The headtube is in 44mm format and welcome the Rock Shox REBA 100mm tapered fork. The bottom bracket is of course in BSA format - 73mm guaranteeing reliability. It is also easy to disassemble if it is necessary to change it. Finally, the cables are internally routed through the top-tube for the front dérailleur and inside the down-tube for the rear dérailleur cable housing.
What has been the specification for your MTB ?
An endurance bike fit for making long days on the road, and a forgiving, not overly nervous geometry were the primary requirements. Also I needed options for fitting a rear rack, and a 3rd bidon on the bike, seeing as a 10-month trip requires more than just bike packing packs.
What do you plan to achieve with this new bike ?
First, of course, the Tour Aotearoa.
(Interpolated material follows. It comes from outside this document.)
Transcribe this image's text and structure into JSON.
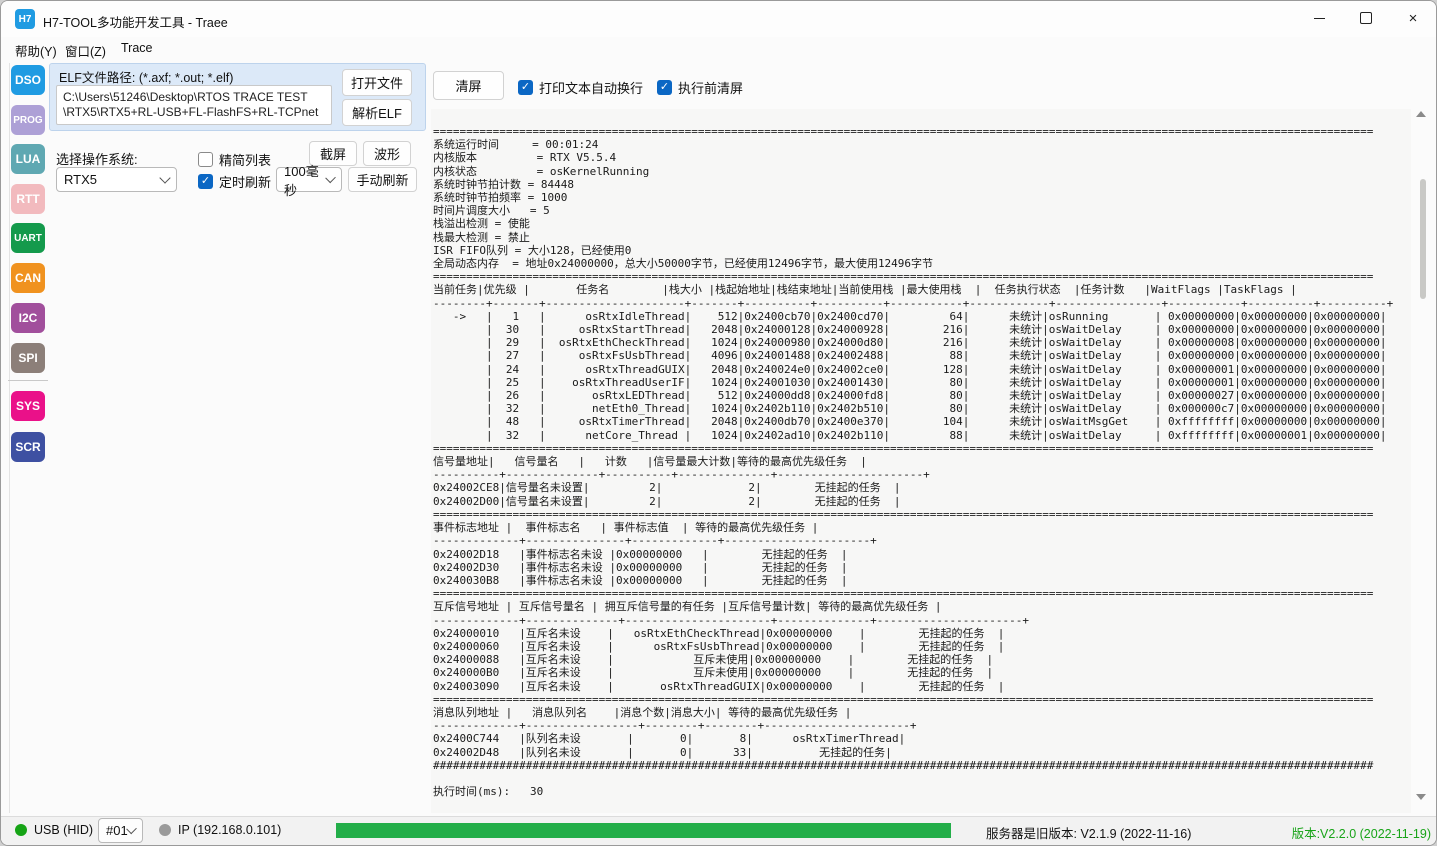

After that I will be crossing the Himalayas on my way back to Europe. Once my year of bicycling is done, I will be using it for mountain trekkings.
Have you made some concessions?
Actually only the placement of the rear brake calliper on the seat stays. But this seems to pose no problems with this rack. Apart from that, all specifications are just as I imagined them. I was taken aback a bit when I saw the bike at first, though. Al my other bikes are relatively small with narrow handlebars…. this one is rather big!
How did you chose all the components ?
The components were always chosen in consultation with Bart. For most components I had in mind what I wanted. E.g. mechanical TRP disk brakes, Shimano XT and lots of Ritchey WCS parts in honor of the old master: my Rocky Mountain was made with Ritchey tubing.
About components: reliable, strong and proven. Let's start with the wheels, a set-up made with 32-spokes Shimano XT hubs and DT SWISS E512 rims initially intended for an enduro use. Those are strong wheels for this bike design to achieve long expeditions. Tires: Continental X-King en 29x 2.2.
The groupset is a SHIMANO XT 2x10, functional and strong. The brakes are the TRP Spype Mechanical to avoid any oil leak or air bubble problem and ensure an easy repair with a simple change of the cable if necessary. At the front the rotor is with a diameter of 180mm against 160mm at the rear. Finally, to carry luggages, Bert uses the TUBUS VEGA 29 rack.
The paint is a combination of a red oxidized rust RAL3009 and a green-brown RAL8000. A set of colours not too flashy intended to not let think that the bike is expensive. It is is order to limit the risk of robbery. A serial number has been applyed to the WIND logo placed on the headtube.
WIND CYCLEWORKS frames are sold over europe. You ll find all the necessary details about options pricing on its website http://windcycleworks.com/yourbike
A presentation of the Dutch handcrafter has been done here...but sorry only in French : http://www.veloacier.com/fr/velo-de-route-acier/wind-cycleworks-artisan-neerlandais/
Have a look at Bert's website : https://cebenzoa.wordpress.com/